The automotive aftermarket has traditionally been much less affected by economic downturns than the overall auto market and hence has been a relatively reliable investment. When consumers defer new car purchases because of a difficult economy, demand for parts to repair and maintain older vehicles, including tires, brakes, and shocks, increases, boosting sales for part makers and suppliers.
That stability and reliability is one reason investors have shown a strong interest in the automotive aftermarket, and their interest has been rewarded. That reliability, however, is being challenged by the growing popularity of electric vehicles (EVs). With fewer moving parts to break and wear out, EVs have lower lifetime maintenance costs than vehicles with internal-combustion engines (ICE). Also, as Advanced Driver Assistance Systems (ADAS) become more prevent in cars, need for collision parts are likely to reduce.

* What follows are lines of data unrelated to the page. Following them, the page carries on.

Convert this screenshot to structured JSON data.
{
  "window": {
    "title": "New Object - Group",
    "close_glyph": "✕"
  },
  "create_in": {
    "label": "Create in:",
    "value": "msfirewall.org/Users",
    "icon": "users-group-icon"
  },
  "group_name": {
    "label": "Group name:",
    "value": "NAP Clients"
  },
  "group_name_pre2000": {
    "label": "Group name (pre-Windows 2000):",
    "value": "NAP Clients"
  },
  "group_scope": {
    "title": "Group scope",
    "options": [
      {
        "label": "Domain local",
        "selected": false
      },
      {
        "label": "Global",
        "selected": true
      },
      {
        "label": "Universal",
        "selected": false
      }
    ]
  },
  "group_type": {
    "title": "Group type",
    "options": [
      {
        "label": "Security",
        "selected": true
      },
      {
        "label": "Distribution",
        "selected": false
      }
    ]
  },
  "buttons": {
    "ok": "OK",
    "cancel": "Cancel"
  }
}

Consequently, investors will need to understand how the dynamics of the automotive aftermarket are likely to change over time and by type of part:
- Demand for ICE-specific parts—motor oil, and spark plugs, as well as engine accessories used to enhance ICE performance—is expected to fall as more EVs take to the road.
- For aftermarket parts shared by both EVs and ICEs, demand is likely to be mixed. Manufacturers closely tied with ICEs will become risky at various time horizons (depending on the part replacement cycle) but will generally remain a viable option for the near term. The same applies for many collision parts as well. Opportunities for consolidation among these suppliers will likely increase.
- Makers of powertrain agnostic parts, like tires, lead acid batteries, and windshields, will remain a safe bet for the long term and will generally weather economic downturns.
- For the long term, look for suppliers that are gearing up for the accelerating shift to EVs.
Given these rapid changes in the auto industry, investors in the automotive aftermarket will need to be cautious about where they place their bets. However, investors that understand these dynamics can still do very well in this sector.